**What needs to be done**
Each entry should be copied as it stands, leaving the pictures behind.

(The data Opens)

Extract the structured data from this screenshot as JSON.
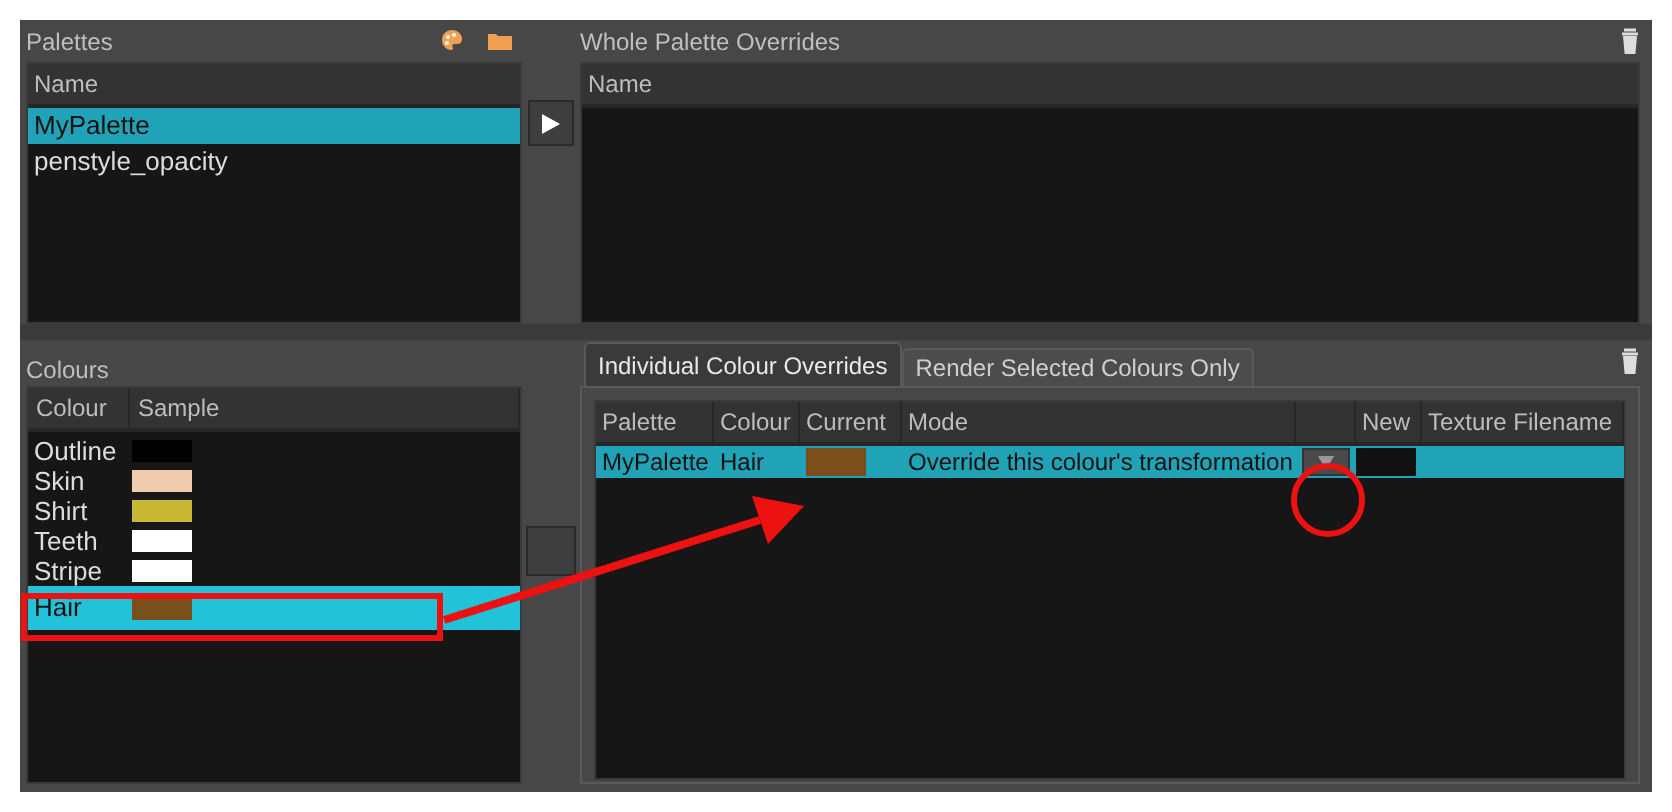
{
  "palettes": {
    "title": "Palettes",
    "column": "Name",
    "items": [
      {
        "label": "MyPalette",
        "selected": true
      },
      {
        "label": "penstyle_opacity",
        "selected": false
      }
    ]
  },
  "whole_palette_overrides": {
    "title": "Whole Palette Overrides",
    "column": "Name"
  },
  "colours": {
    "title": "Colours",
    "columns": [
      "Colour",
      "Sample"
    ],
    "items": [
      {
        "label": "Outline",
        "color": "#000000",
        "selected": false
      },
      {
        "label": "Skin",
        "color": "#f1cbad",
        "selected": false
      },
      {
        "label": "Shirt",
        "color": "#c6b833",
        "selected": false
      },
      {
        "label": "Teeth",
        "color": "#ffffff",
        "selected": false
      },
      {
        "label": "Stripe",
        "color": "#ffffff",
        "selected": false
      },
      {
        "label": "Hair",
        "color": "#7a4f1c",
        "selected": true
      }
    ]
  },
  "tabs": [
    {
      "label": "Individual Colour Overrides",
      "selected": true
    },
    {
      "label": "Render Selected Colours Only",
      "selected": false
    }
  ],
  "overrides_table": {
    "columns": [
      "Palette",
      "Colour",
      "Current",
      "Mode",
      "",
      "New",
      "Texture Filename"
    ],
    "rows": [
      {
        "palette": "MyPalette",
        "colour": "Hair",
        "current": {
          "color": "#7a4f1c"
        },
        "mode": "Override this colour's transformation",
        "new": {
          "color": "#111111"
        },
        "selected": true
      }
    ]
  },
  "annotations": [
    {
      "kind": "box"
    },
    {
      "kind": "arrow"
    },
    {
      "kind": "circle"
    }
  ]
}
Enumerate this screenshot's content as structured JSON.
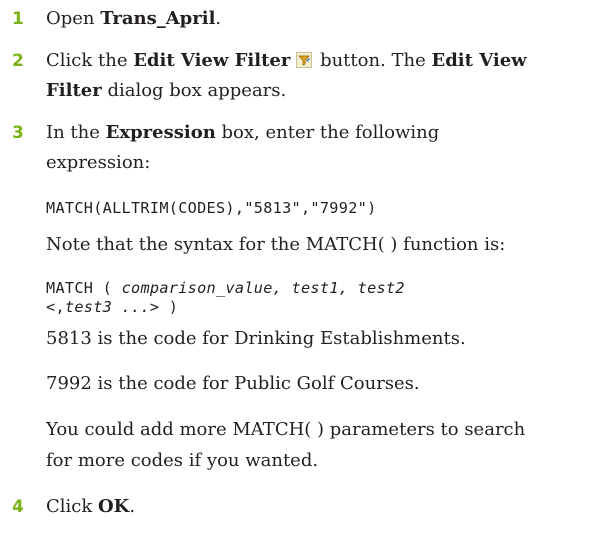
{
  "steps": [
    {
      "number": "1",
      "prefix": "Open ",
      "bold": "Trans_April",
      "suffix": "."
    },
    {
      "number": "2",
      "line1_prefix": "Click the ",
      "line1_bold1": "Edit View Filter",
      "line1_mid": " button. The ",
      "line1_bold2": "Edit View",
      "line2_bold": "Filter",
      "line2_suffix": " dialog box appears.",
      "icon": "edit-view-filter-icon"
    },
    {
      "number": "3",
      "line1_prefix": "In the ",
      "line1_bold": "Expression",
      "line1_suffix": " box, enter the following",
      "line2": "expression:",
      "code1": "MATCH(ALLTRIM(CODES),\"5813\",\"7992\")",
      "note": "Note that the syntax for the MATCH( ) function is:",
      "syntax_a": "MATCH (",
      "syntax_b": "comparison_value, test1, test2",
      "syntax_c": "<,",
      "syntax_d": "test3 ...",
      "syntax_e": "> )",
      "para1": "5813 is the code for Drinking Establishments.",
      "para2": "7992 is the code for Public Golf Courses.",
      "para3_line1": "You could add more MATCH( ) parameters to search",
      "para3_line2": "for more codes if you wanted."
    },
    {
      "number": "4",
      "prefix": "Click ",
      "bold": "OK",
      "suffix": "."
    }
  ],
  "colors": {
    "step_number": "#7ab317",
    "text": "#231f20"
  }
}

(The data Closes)

**Written response**
Extract the structured data from this screenshot as JSON.
{
  "palettes": {
    "title": "Palettes",
    "column": "Name",
    "items": [
      {
        "label": "MyPalette",
        "selected": true
      },
      {
        "label": "penstyle_opacity",
        "selected": false
      }
    ]
  },
  "whole_palette_overrides": {
    "title": "Whole Palette Overrides",
    "column": "Name"
  },
  "colours": {
    "title": "Colours",
    "columns": [
      "Colour",
      "Sample"
    ],
    "items": [
      {
        "label": "Outline",
        "color": "#000000",
        "selected": false
      },
      {
        "label": "Skin",
        "color": "#f1cbad",
        "selected": false
      },
      {
        "label": "Shirt",
        "color": "#c6b833",
        "selected": false
      },
      {
        "label": "Teeth",
        "color": "#ffffff",
        "selected": false
      },
      {
        "label": "Stripe",
        "color": "#ffffff",
        "selected": false
      },
      {
        "label": "Hair",
        "color": "#7a4f1c",
        "selected": true
      }
    ]
  },
  "tabs": [
    {
      "label": "Individual Colour Overrides",
      "selected": true
    },
    {
      "label": "Render Selected Colours Only",
      "selected": false
    }
  ],
  "overrides_table": {
    "columns": [
      "Palette",
      "Colour",
      "Current",
      "Mode",
      "",
      "New",
      "Texture Filename"
    ],
    "rows": [
      {
        "palette": "MyPalette",
        "colour": "Hair",
        "current": {
          "color": "#7a4f1c"
        },
        "mode": "Override this colour's transformation",
        "new": {
          "color": "#111111"
        },
        "selected": true
      }
    ]
  },
  "annotations": [
    {
      "kind": "box"
    },
    {
      "kind": "arrow"
    },
    {
      "kind": "circle"
    }
  ]
}
Enumerate this screenshot's content as structured JSON.
{
  "steps": [
    {
      "number": "1",
      "prefix": "Open ",
      "bold": "Trans_April",
      "suffix": "."
    },
    {
      "number": "2",
      "line1_prefix": "Click the ",
      "line1_bold1": "Edit View Filter",
      "line1_mid": " button. The ",
      "line1_bold2": "Edit View",
      "line2_bold": "Filter",
      "line2_suffix": " dialog box appears.",
      "icon": "edit-view-filter-icon"
    },
    {
      "number": "3",
      "line1_prefix": "In the ",
      "line1_bold": "Expression",
      "line1_suffix": " box, enter the following",
      "line2": "expression:",
      "code1": "MATCH(ALLTRIM(CODES),\"5813\",\"7992\")",
      "note": "Note that the syntax for the MATCH( ) function is:",
      "syntax_a": "MATCH (",
      "syntax_b": "comparison_value, test1, test2",
      "syntax_c": "<,",
      "syntax_d": "test3 ...",
      "syntax_e": "> )",
      "para1": "5813 is the code for Drinking Establishments.",
      "para2": "7992 is the code for Public Golf Courses.",
      "para3_line1": "You could add more MATCH( ) parameters to search",
      "para3_line2": "for more codes if you wanted."
    },
    {
      "number": "4",
      "prefix": "Click ",
      "bold": "OK",
      "suffix": "."
    }
  ],
  "colors": {
    "step_number": "#7ab317",
    "text": "#231f20"
  }
}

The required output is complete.